• **What is required**
Copy each line from the records below in which the word "selected" is found.

Dataset rows describing interfaces
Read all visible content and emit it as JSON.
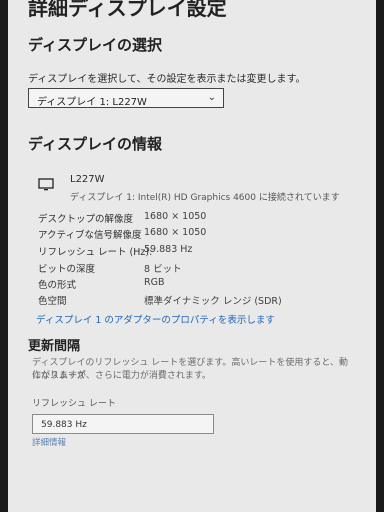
{
  "page": {
    "title": "詳細ディスプレイ設定"
  },
  "select_display": {
    "heading": "ディスプレイの選択",
    "description": "ディスプレイを選択して、その設定を表示または変更します。",
    "selected": "ディスプレイ 1: L227W"
  },
  "display_info": {
    "heading": "ディスプレイの情報",
    "monitor_name": "L227W",
    "connection": "ディスプレイ 1: Intel(R) HD Graphics 4600 に接続されています",
    "rows": [
      {
        "label": "デスクトップの解像度",
        "value": "1680 × 1050"
      },
      {
        "label": "アクティブな信号解像度",
        "value": "1680 × 1050"
      },
      {
        "label": "リフレッシュ レート (Hz):",
        "value": "59.883 Hz"
      },
      {
        "label": "ビットの深度",
        "value": "8 ビット"
      },
      {
        "label": "色の形式",
        "value": "RGB"
      },
      {
        "label": "色空間",
        "value": "標準ダイナミック レンジ (SDR)"
      }
    ],
    "adapter_link": "ディスプレイ 1 のアダプターのプロパティを表示します"
  },
  "refresh": {
    "heading": "更新間隔",
    "description_line1": "ディスプレイのリフレッシュ レートを選びます。高いレートを使用すると、動作がスムーズ",
    "description_line2": "になりますが、さらに電力が消費されます。",
    "field_label": "リフレッシュ レート",
    "selected": "59.883 Hz",
    "details_link": "詳細情報"
  },
  "icons": {
    "monitor": "monitor-icon",
    "dropdown": "chevron-down-icon"
  }
}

• **Result for this task**
    "selected": "ディスプレイ 1: L227W"
    "selected": "59.883 Hz",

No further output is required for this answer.